Particularly poignant is Molinari’s beautiful description of the support of all believers during a martyrdom: “We are here, struggling with you,” says the deacon Pomponius to Perpetua in her vision. “What do you mean, ‘we’?” she asks. She looks up into the stands to see a huge crowd of white-robed martyrs exhorting her to be “strong and of good courage” and “brave” (238). We are reminded of the “great cloud of witnesses” in Hebrews 12:1. In contrast, Perpetua’s description of her father is an apt warning for all of us: “Power, ability, prestige, worldly importance, these things are like sand we try to grasp in our hands but that inevitably slips through our fingers…. we are prepared to stop at nothing, to destroy anyone, just to build our house of sand” (246).
What critical issues does the Martyrdom present?

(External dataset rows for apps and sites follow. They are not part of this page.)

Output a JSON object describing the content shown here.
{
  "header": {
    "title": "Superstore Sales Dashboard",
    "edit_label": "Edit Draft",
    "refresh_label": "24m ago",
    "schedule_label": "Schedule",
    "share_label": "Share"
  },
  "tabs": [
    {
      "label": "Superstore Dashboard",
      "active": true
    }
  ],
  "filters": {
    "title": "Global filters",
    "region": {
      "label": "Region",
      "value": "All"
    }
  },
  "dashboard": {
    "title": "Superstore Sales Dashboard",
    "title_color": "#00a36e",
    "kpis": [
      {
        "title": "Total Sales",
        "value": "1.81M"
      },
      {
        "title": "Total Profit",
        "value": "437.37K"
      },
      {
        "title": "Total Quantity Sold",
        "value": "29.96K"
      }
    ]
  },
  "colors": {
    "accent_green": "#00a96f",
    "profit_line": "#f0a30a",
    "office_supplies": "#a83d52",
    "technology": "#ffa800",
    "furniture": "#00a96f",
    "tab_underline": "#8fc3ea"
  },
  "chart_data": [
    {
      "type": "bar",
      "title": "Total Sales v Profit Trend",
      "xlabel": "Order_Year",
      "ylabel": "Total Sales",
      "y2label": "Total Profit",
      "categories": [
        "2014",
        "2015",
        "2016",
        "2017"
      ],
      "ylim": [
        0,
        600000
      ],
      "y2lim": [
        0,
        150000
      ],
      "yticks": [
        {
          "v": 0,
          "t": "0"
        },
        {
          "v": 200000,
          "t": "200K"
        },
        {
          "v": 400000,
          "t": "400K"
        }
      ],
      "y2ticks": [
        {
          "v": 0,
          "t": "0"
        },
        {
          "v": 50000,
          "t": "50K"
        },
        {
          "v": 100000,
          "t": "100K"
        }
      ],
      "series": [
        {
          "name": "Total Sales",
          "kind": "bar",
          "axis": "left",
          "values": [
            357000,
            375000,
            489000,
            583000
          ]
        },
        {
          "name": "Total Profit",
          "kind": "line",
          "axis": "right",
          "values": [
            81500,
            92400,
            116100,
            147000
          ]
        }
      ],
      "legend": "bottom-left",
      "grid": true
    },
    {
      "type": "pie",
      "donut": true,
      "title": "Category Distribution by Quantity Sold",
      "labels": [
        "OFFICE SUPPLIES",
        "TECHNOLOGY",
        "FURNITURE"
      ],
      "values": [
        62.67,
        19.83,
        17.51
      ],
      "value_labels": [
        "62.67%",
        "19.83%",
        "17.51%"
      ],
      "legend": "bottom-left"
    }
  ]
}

Some scholars posit that “it is possible that Perpetua and her companions were Montanists,” since Tertullian (a Montanist) wrote the introduction.4 Molinari instead presents Perpetua as completely orthodox. I would agree. In contrast to Perpetua, Montanus thought he was the Paraclete predicted by Jesus. The Montanists claimed to have been martyred for the faith, but Apolinarius said none of them was arrested or killed for the faith. According to Apollonius, they preached fasting and the annulment of marriage, but, in reality, lived off robbing others (Eusebius, Church History 5.14-18). The only surprising aspect of Perpetua’s visions is her “obligation” to pray to the Lord for the end of the suffering of her deceased seven-year-old brother Dinocrates (Martyrdom 7), who is in some kind of limbo, still diseased, unable to drink water. In contrast, Jesus taught that between the tormented rich man in Hades and the beggar Lazarus is “a great chasm” that no one can cross (Luke 16:19-31), and Jesus never asked the living to pray for the dead.
Perpetua may not have been perfect in her theology, yet she is a model for all of us. As Molinari summarizes, Perpetua “is looked to by her fellow Christians for spiritual leadership, who stands before the pervasive male authorities (i.e., her father, the Roman procurator) and simply refuses their attempts to stifle her voice. Yet she is not an angry woman. She doesn’t hate men. Despite her clashes with her father, her love for him is undeniable” (xii). No wonder Molinari named his own daughter “Perpetua”!
1. Patricia Wilson- Kastner, et al., A Lost Tradition: Women Writers of the Early Church (Lanham, Md.: University Press of America, 1981), 3. See also R.E. Wallis, “The Martyrdom of Perpetua and Felicitas,” Ante-Nicene Fathers 3, ed. Alexander Roberts and James Donaldson (Peabody, Mass.: Hendrickson, 1885), 699-706.
2. Martyrdom of Perpetua 2; Wilson-Kastner, A Lost Tradition, 19.
3. Martyrdom of Perpetua in Wilson- Kastner, A Lost Tradition, 19-30.
4. Justo Gonzalez, The Story of Christianity I (New York, N.Y.: Harper and Row, 1984), 83; Ronald A. N. Kydd, Charismatic Gifts in the Early Church (Peabody, Mass.: Hendrickson, 1984), 69-70; Wilson-Kastner, A Lost Tradition, 2 (“it reflects strong pro-Montanist tendencies”) versus 17 (“there is no positive evidence of Perpetua’s personal affiliation with the sect. …the Montanist aspect of the work seems to have escaped the notice of Augustine and many of the early Fathers”).